And then there's the end of "The Color Purple." Everything about those final scenes is perfect. The flowers, the fields, the colors, the characters scattered about on a gorgeous sunny afternoon, and the brilliant colors of the African garb that waves in the breeze when Celie's family steps out of their car. All of it is gorgeous and moving, and the my emotions begin to well up within me when Celie's sister, Nettie, introduces her to the grown children she never knew. But nothing gets to me as much as the shot of Albert, Celie's estranged husband, walking in the field next door. After years of fostering the separation of the women, he somehow learns what is right, what is just, and his actions are behind the reunion that means so much to everyone involved. And I'm wiping my eyes every time.

And I had one more tearful moment this holiday season, but this one came courtesy of real life, not film. It was on Sunday, December 28, when I learned of the accident involving the Parkland students and recent graduates. Two of the boys are our neighbors, including Josh, who died as a result of the accident. Garrett is home and recuperating but it will be many weeks before he is fully recovered. One of the other boys sits with two of my sons at lunch and they were horrified to hear he was in the group and badly injured as well.

I cried at this news. News of any accidental death as a result of a car crash is tragic - but this was happening only two doors away from us. To a group of kids who planned to do nothing more than spend an evening together at the movies. On the same foggy night my oldest son left the house to pick up his girlfriend and go out to dinner. The difference is that they both arrived home safely at the end of the evening - courtesy of providence and nothing more.

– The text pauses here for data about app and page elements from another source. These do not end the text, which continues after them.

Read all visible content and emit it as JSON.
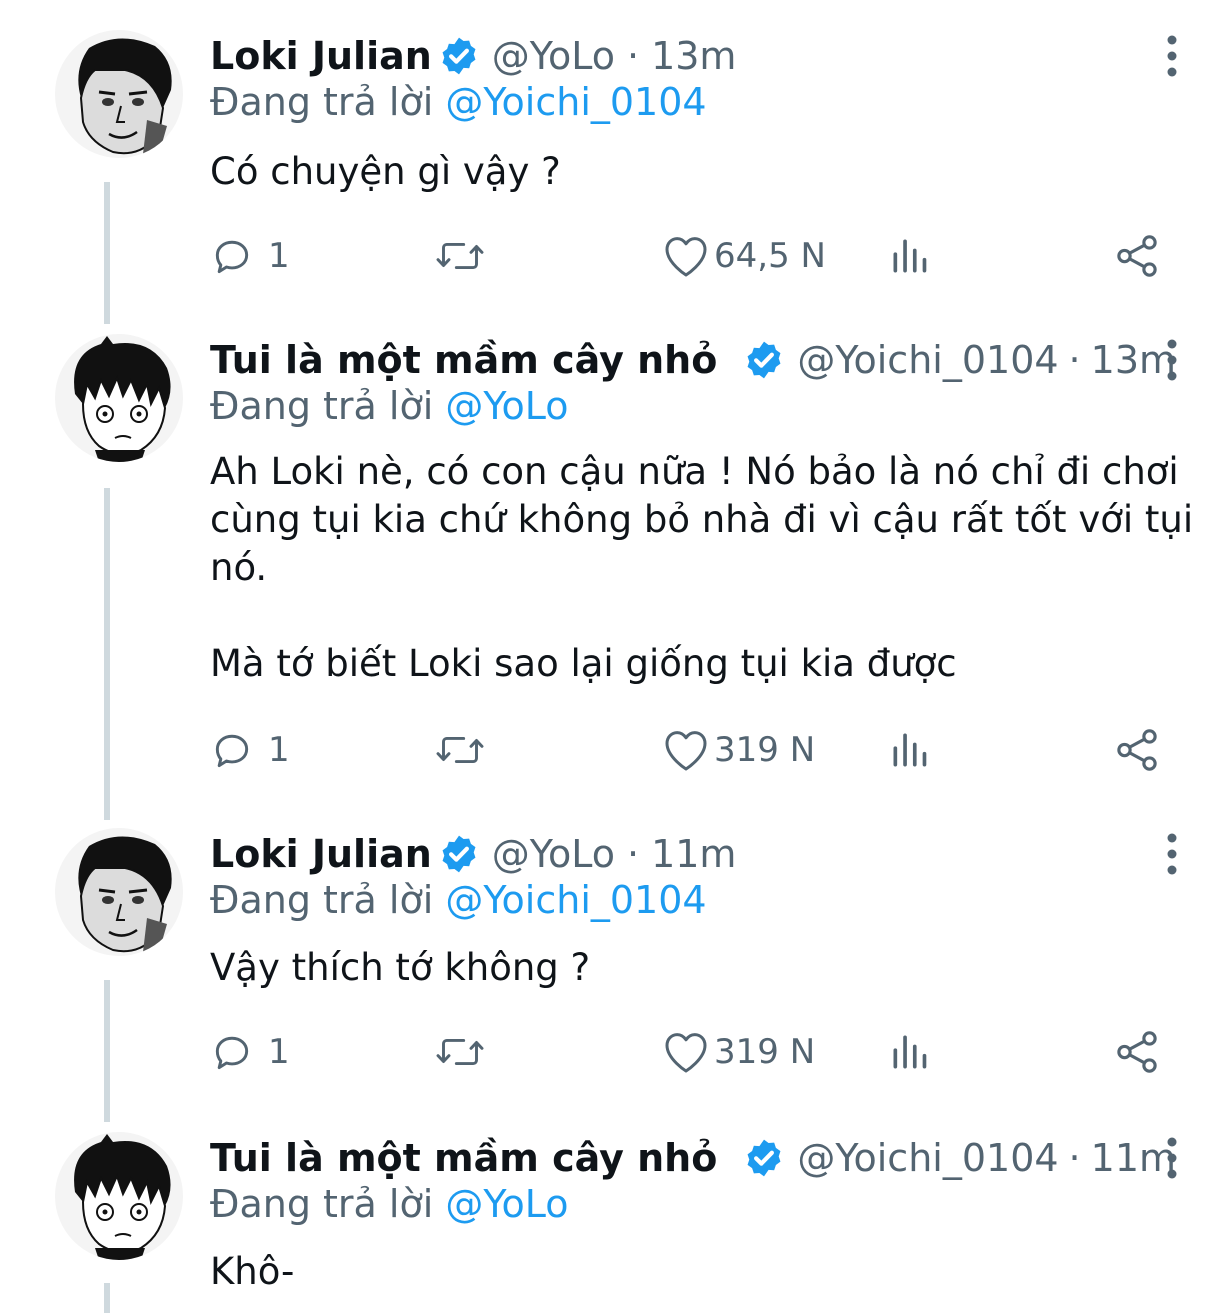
{
  "tweets": [
    {
      "author": "Loki Julian",
      "handle": "@YoLo",
      "time": "13m",
      "reply_prefix": "Đang trả lời",
      "reply_to": "@Yoichi_0104",
      "body": [
        "Có chuyện gì vậy ?"
      ],
      "replies": "1",
      "likes": "64,5 N"
    },
    {
      "author": "Tui là một mầm cây nhỏ",
      "handle": "@Yoichi_0104",
      "time": "13m",
      "reply_prefix": "Đang trả lời",
      "reply_to": "@YoLo",
      "body": [
        "Ah Loki nè, có con cậu nữa ! Nó bảo là nó chỉ đi chơi",
        "cùng tụi kia chứ không bỏ nhà đi vì cậu rất tốt với tụi",
        "nó.",
        "",
        "Mà tớ biết Loki sao lại giống tụi kia được"
      ],
      "replies": "1",
      "likes": "319 N"
    },
    {
      "author": "Loki Julian",
      "handle": "@YoLo",
      "time": "11m",
      "reply_prefix": "Đang trả lời",
      "reply_to": "@Yoichi_0104",
      "body": [
        "Vậy thích tớ không ?"
      ],
      "replies": "1",
      "likes": "319 N"
    },
    {
      "author": "Tui là một mầm cây nhỏ",
      "handle": "@Yoichi_0104",
      "time": "11m",
      "reply_prefix": "Đang trả lời",
      "reply_to": "@YoLo",
      "body": [
        "Khô-"
      ]
    }
  ],
  "separator": "·",
  "icons": {
    "reply": "reply-icon",
    "retweet": "retweet-icon",
    "like": "heart-icon",
    "views": "analytics-icon",
    "share": "share-icon",
    "more": "more-options-icon",
    "verified": "verified-badge-icon"
  },
  "colors": {
    "accent": "#1d9bf0",
    "text": "#0f1419",
    "muted": "#536471",
    "thread_line": "#cfd9de"
  }
}
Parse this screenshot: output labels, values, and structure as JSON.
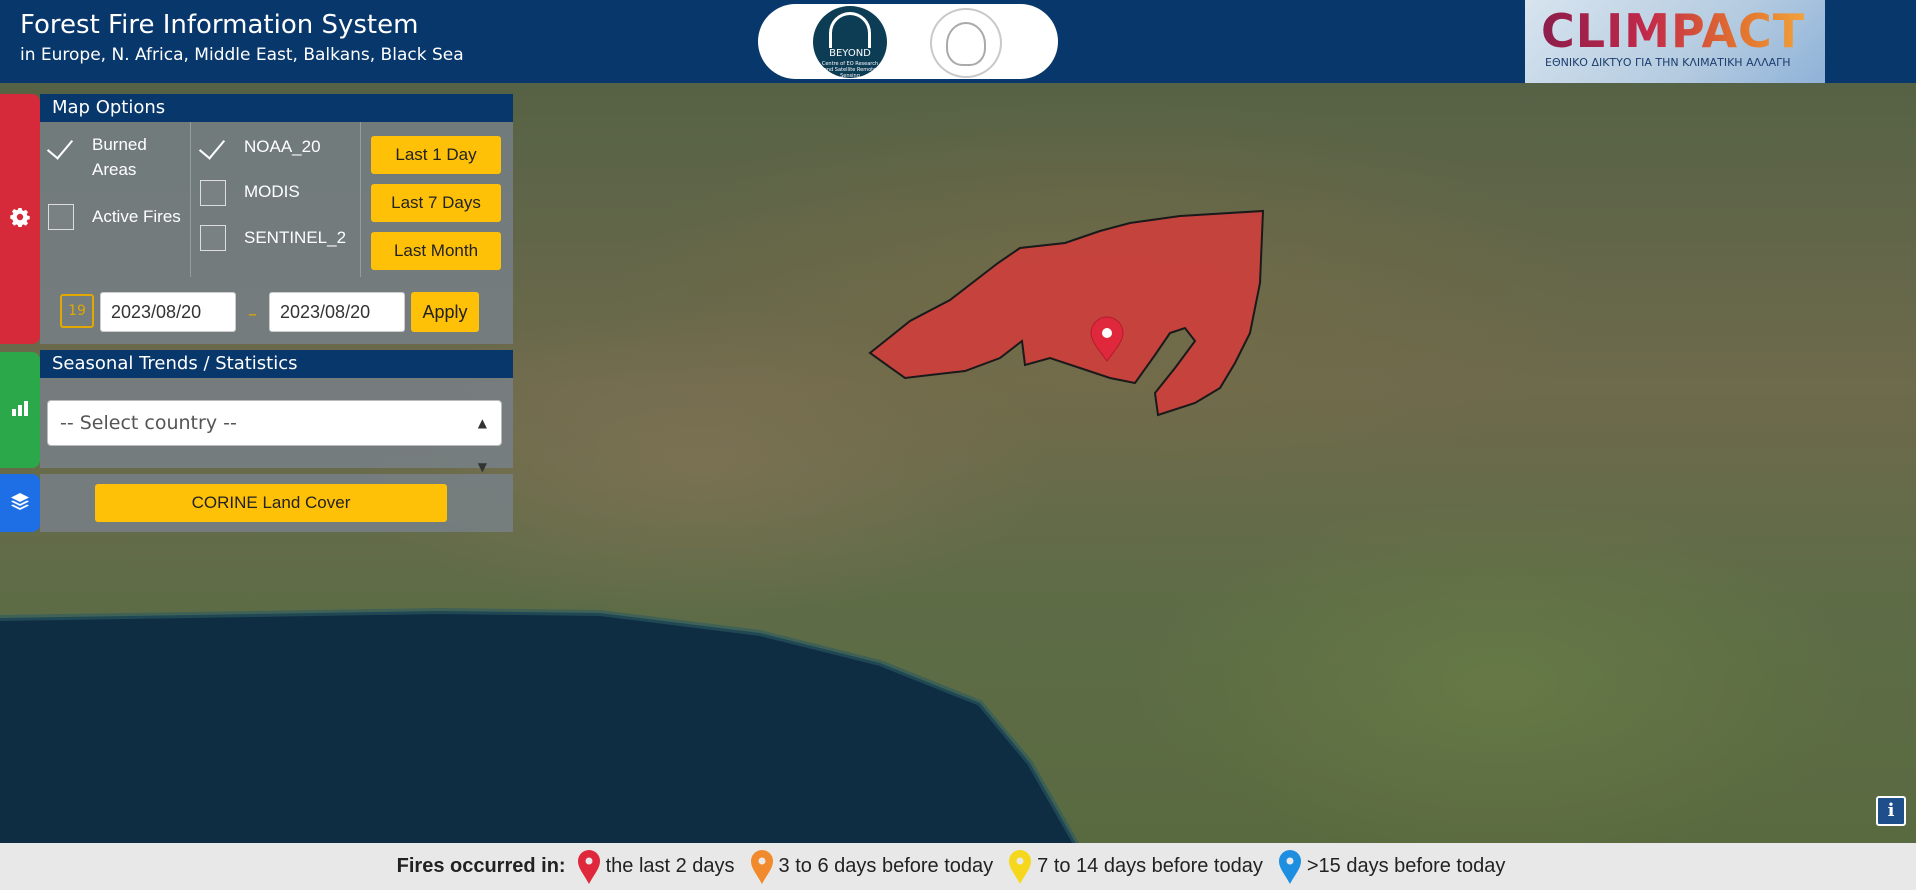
{
  "header": {
    "title": "Forest Fire Information System",
    "subtitle": "in Europe, N. Africa, Middle East, Balkans, Black Sea",
    "beyond_logo_text": "BEYOND",
    "beyond_logo_subtext": "Centre of EO Research and Satellite Remote Sensing",
    "climpact_logo": "CLIMPACT",
    "climpact_subtext": "ΕΘΝΙΚΟ ΔΙΚΤΥΟ ΓΙΑ ΤΗΝ ΚΛΙΜΑΤΙΚΗ ΑΛΛΑΓΗ"
  },
  "map_options": {
    "heading": "Map Options",
    "layers": [
      {
        "label": "Burned Areas",
        "checked": true
      },
      {
        "label": "Active Fires",
        "checked": false
      }
    ],
    "sensors": [
      {
        "label": "NOAA_20",
        "checked": true
      },
      {
        "label": "MODIS",
        "checked": false
      },
      {
        "label": "SENTINEL_2",
        "checked": false
      }
    ],
    "quick_ranges": [
      "Last 1 Day",
      "Last 7 Days",
      "Last Month"
    ],
    "calendar_icon_text": "19",
    "date_separator": "–",
    "date_from": "2023/08/20",
    "date_to": "2023/08/20",
    "apply_label": "Apply"
  },
  "trends": {
    "heading": "Seasonal Trends / Statistics",
    "country_select": "-- Select country --"
  },
  "land_cover": {
    "button_label": "CORINE Land Cover"
  },
  "legend": {
    "lead": "Fires occurred in:",
    "items": [
      {
        "label": "the last 2 days",
        "color": "#e0283c"
      },
      {
        "label": "3 to 6 days before today",
        "color": "#f08a2c"
      },
      {
        "label": "7 to 14 days before today",
        "color": "#f5d81e"
      },
      {
        "label": ">15 days before today",
        "color": "#1e8fe0"
      }
    ]
  },
  "icons": {
    "settings": "gear-icon",
    "stats": "bar-chart-icon",
    "layers": "layers-icon",
    "info": "info-icon",
    "calendar": "calendar-icon",
    "marker": "map-marker-icon"
  },
  "colors": {
    "header_bg": "#08376b",
    "accent_yellow": "#ffc107",
    "burned_area_fill": "#d93a3a",
    "tab_red": "#d62a3a",
    "tab_green": "#2aa84a",
    "tab_blue": "#1e6fe6"
  },
  "info_button_label": "i"
}
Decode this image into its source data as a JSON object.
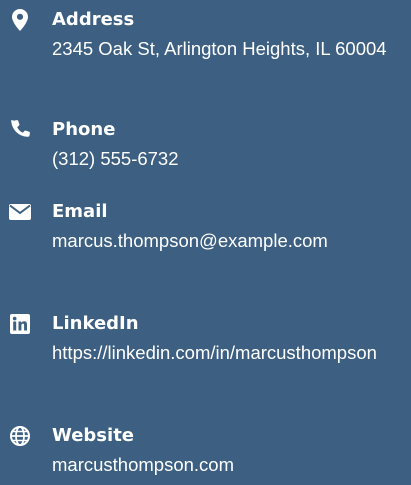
{
  "contacts": [
    {
      "icon": "map-pin-icon",
      "label": "Address",
      "value": "2345 Oak St, Arlington Heights, IL 60004"
    },
    {
      "icon": "phone-icon",
      "label": "Phone",
      "value": "(312) 555-6732"
    },
    {
      "icon": "envelope-icon",
      "label": "Email",
      "value": "marcus.thompson@example.com"
    },
    {
      "icon": "linkedin-icon",
      "label": "LinkedIn",
      "value": "https://linkedin.com/in/marcusthompson"
    },
    {
      "icon": "globe-icon",
      "label": "Website",
      "value": "marcusthompson.com"
    }
  ],
  "colors": {
    "background": "#3c5f82",
    "text": "#ffffff"
  }
}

I've tried very hard over the years to remind myself that all of today's hassles and annoyances that come with raising children will not last. The missing term paper, the practice that isn't happening for the weekly voice lessons, the scraps of information you have to beg for in order to know what's going on anywhere with anyone - as aggravating as all of it is, it doesn't last. What will last is the relationship - good or bad - that we build with our children.

I hope they know that even when I'm angry, I love them. I hope they know that loving people sometimes anger each other. That I'm far from perfect and I don't expect perfection from them. And that when I insist on a hug goodbye as they leave, and I murmur yet another in my series of "be carefuls" in their ears, or when I ask for a phone call if they're going to be late, it isn't just to be annoying, or because I think they're babies or because I don't trust them. I'm thinking positive but also listening to the tiny little scary voice that whispers about "what might be" should the universe turn against us one night.

You can't control the world. You can't really control the actions of your children when they reach a certain age. You can't even control the scary voice in your head. You can only hold it at bay, one night at a time. And when the scary voice turns out to be telling the horrible, unspeakable truth one night - like it did for some parents on Sunday, December 28 - you can only cry.